Both overstimulation and understimulation can cause mental fatigue. It is often a diagnostic challenge to figure out what is going on insider a person. A survey showed women with obstructive apnea are more likely to report the symptom of fatigue while men are more likely to report sleepiness. A Swedish study found glazed eyes was a characteristic significantly related to looking fatigued but not to sleep deprivation. They also found fatigued people were rated by observers as appearing sad.
We normally don’t think of fatigue or sleepiness as emotions, but it is possible to see it that way: fatigue as a motivational drive to rest. In the 19th Century an Italian physiologist praised fatigue as part of the body’s homeostatic system. If we consider fatigue a brain-derived emotion (moreso that a mind-driven emotion), we can see both the skeletal muscles and the nervous system change in response to extended exercise, to prevent excessive wear on the body. If fatigue is an emotion – a “conscious sensation rather than a physiological occurrence” – it could reflect the mind’s awareness of the brain’s physiology. As a complex emotion fatigue would be caught up in and affected by fear, anger, motivation, etc. Scientists don’t know whether the mechanisms that the conscious mind perceives the fatigue localized to one or a few sections of the brain, or to the whole brain.

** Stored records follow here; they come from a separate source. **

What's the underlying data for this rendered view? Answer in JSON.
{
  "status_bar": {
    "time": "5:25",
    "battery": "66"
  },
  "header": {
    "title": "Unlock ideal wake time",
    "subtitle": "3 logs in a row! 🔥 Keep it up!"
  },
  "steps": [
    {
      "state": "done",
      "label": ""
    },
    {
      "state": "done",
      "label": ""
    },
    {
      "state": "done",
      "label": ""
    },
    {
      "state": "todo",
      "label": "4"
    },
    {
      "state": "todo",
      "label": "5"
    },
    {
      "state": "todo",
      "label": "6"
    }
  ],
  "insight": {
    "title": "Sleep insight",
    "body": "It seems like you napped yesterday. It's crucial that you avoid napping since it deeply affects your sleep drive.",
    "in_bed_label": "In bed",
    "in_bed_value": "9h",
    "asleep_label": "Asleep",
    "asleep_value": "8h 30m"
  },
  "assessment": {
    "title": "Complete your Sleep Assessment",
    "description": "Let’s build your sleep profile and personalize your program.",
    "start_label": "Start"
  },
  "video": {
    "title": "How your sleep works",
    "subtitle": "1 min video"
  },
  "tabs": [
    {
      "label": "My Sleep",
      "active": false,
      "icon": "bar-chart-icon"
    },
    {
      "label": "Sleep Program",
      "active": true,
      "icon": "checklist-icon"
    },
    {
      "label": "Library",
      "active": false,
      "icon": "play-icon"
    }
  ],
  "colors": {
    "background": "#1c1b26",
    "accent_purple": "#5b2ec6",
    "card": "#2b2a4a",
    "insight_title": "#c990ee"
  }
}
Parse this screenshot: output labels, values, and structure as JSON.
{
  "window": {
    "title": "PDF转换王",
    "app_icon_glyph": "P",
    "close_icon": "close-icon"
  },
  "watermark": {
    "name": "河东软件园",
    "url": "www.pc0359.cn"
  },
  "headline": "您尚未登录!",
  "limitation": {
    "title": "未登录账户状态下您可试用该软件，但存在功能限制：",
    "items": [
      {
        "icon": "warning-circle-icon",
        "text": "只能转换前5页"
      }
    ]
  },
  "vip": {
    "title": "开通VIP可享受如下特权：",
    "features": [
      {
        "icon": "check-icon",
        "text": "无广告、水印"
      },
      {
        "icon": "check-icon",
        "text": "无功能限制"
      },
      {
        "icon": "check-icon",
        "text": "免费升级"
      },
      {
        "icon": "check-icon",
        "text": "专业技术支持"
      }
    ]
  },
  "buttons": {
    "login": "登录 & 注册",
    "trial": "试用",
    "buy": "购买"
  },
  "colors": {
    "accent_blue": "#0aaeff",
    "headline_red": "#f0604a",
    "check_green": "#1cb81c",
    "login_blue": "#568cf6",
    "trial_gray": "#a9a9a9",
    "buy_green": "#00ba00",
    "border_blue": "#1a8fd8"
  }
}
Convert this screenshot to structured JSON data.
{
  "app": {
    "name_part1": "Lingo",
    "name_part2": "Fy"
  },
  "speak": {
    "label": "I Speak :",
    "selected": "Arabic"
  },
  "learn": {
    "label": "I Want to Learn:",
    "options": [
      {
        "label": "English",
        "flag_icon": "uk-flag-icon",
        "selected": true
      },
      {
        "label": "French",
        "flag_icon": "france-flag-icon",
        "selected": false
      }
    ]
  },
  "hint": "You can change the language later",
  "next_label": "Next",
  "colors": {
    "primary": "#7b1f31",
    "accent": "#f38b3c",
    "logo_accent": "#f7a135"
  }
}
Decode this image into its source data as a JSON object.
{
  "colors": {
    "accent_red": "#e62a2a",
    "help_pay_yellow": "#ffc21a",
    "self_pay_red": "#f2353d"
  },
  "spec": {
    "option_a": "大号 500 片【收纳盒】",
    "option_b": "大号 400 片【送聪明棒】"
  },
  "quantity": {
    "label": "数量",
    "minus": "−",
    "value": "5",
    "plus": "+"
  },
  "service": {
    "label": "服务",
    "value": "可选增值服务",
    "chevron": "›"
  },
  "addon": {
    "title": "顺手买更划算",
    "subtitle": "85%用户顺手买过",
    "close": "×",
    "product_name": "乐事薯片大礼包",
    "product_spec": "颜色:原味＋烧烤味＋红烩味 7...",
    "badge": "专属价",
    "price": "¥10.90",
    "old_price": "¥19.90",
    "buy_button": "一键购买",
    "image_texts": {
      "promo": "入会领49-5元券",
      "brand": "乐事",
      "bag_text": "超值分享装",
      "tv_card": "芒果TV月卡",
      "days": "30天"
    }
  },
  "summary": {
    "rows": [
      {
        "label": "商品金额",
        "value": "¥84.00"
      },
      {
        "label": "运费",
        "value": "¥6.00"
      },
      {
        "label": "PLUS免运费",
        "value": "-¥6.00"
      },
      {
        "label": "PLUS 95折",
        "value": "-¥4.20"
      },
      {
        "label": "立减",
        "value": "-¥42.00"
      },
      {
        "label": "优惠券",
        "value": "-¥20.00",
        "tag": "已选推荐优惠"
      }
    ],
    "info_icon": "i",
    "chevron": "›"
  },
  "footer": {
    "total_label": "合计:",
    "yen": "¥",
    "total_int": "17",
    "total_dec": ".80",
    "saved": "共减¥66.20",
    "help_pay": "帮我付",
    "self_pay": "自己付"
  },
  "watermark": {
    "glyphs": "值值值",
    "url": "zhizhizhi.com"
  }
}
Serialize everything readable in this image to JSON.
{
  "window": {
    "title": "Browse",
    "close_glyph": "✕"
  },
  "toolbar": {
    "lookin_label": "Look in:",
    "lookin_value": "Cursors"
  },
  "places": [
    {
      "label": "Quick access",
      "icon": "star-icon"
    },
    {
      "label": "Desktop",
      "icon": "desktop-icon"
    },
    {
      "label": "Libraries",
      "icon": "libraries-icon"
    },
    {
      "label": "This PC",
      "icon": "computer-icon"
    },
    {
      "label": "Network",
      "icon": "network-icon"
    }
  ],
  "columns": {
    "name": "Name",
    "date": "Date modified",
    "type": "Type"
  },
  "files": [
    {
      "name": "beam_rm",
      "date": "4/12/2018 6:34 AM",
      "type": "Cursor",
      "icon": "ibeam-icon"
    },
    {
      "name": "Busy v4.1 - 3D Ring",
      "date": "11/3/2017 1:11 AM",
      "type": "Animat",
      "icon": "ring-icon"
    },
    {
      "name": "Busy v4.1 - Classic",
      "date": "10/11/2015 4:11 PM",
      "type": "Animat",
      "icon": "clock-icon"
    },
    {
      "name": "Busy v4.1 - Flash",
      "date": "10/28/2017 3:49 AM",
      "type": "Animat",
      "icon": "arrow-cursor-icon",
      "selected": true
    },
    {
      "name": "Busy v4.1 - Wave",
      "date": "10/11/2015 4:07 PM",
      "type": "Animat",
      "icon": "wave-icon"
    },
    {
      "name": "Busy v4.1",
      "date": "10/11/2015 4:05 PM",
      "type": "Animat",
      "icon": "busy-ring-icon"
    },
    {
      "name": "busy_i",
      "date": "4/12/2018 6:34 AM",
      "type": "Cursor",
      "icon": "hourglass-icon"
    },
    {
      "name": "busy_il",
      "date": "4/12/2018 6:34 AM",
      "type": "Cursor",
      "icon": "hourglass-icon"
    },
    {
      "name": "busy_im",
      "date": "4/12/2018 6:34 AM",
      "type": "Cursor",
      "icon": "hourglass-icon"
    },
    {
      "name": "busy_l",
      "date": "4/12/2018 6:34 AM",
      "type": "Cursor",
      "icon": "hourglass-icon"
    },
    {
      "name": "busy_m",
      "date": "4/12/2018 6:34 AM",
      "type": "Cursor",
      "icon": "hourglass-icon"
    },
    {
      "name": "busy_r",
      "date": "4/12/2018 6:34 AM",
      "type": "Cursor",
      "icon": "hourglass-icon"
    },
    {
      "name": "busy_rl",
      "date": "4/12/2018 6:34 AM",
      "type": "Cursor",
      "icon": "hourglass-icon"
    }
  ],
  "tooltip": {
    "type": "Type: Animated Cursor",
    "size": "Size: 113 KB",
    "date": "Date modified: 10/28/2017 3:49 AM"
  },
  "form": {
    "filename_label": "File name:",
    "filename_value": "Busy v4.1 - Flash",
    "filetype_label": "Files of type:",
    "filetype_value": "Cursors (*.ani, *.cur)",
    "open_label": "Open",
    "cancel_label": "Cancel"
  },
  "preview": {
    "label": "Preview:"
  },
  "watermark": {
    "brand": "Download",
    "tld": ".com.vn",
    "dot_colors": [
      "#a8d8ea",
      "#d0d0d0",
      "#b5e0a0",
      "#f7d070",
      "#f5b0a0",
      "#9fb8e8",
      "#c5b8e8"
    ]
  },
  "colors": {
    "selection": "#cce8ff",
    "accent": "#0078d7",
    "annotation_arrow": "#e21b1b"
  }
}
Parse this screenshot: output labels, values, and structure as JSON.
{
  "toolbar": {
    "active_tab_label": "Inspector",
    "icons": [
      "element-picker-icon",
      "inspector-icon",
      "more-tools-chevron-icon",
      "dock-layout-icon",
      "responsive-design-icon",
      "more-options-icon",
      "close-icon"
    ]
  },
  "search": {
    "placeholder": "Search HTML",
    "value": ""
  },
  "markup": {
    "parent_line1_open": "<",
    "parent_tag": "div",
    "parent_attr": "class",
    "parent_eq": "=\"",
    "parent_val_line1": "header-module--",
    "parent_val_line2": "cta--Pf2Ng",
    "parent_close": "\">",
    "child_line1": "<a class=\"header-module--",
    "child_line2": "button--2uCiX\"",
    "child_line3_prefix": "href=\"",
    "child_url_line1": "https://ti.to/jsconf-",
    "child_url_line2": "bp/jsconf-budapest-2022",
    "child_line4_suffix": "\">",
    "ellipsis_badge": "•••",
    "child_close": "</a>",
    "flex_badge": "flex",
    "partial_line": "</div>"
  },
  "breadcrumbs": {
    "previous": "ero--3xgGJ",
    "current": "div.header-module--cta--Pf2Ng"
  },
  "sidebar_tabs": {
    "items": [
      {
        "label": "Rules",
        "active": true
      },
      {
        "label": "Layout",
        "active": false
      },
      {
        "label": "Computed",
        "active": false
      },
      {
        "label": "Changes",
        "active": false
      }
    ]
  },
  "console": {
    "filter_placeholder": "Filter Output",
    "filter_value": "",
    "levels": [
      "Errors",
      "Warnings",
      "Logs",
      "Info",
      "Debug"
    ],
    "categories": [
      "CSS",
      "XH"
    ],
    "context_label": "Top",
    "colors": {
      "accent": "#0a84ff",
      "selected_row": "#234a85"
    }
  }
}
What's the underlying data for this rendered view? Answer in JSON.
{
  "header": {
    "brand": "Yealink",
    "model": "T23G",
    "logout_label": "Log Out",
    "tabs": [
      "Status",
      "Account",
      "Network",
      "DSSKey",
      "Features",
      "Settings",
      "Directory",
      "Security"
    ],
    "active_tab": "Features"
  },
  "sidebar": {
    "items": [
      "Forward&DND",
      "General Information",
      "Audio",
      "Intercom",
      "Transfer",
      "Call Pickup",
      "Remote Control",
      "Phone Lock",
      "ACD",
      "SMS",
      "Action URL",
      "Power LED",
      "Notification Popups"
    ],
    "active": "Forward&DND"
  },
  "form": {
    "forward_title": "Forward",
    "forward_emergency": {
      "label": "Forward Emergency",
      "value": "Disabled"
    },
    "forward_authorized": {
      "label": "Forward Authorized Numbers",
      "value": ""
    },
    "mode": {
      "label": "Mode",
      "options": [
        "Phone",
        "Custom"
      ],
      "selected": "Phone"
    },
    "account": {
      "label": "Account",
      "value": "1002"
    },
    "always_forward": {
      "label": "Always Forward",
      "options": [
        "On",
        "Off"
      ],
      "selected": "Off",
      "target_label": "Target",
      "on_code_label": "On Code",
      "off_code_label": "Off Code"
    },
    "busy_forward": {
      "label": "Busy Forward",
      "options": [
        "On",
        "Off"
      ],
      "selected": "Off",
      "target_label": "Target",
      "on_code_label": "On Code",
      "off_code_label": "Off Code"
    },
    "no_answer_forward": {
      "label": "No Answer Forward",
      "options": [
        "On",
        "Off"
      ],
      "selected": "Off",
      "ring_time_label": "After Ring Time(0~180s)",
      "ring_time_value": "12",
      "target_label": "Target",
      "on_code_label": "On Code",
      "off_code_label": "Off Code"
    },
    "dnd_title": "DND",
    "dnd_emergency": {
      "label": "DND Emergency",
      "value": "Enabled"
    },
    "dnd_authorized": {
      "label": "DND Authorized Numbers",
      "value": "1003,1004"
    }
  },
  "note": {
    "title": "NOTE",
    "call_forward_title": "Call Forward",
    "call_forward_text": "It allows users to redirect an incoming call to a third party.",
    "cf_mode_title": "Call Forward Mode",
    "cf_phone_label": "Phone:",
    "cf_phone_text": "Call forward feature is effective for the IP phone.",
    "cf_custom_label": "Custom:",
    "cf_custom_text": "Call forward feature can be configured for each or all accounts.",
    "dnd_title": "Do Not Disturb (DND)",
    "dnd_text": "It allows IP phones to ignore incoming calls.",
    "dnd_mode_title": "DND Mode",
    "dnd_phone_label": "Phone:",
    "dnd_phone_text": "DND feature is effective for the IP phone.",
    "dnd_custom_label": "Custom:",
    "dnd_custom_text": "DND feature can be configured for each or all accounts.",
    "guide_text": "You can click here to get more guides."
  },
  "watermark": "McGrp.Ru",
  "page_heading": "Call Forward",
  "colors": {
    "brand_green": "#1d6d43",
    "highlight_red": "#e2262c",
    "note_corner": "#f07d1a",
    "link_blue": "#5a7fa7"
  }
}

There is a difference between fatigue and sleepiness. Fatigue, sometimes called tiredness, can result from overwork as well as inactivity and unhealthy eating. There are also people who have fatigue from a variety of medical situations (diseases, chemotherapy treatment, etc.) Sleepiness often accompanies fatigue, but they are not the same. The way to recover from fatigue is to rest. The way to recover from sleepiness is to sleep. You can rest without sleeping. Chemicals or drugs like stimulants can counteract both fatigue and sleepiness for a short time.
Ergonomics experts worry about both fatigue and sleepiness on the job as they often occur together and can both contribute to risk of accident or injury.
One problem if you don’t distinguish between fatigue and sleepiness: responding to the wrong signals. People with a history of insomnia might find themselves fatigued and go to bed. They lie awake in frustration. But they aren’t really sleepy, they are fatigued. People attempting to do sleep restriction therapy would do well to be aware of the difference. If you want to go to bed only when sleepy, be sure you actually are sleepy and not just tired.
The “seven deadly sins” formulated by the medieval monks included Sloth. The Bible in Proverbs 6:9 includes the line: “How long will you sleep, O sluggard? When will you arise out of your sleep?” But a more nuanced understanding of sloth sees it as a disinclination to labor or work. This isn’t the same as the desire for healthy sleep. On the contrary, a person can’t do work without rest periods and no one can operate at top performance without adequate sleep.
Can an animal be lazy? This question seems nonsense as laziness has a moral dimension and we do not think of animals as moral agents.
The Puritan work ethic can be adhered to and respect still paid to the sleep needs of healthy humans. It is wrong to see sleep as a shameful activity. On the contrary, we want to celebrate sleep as a good in itself.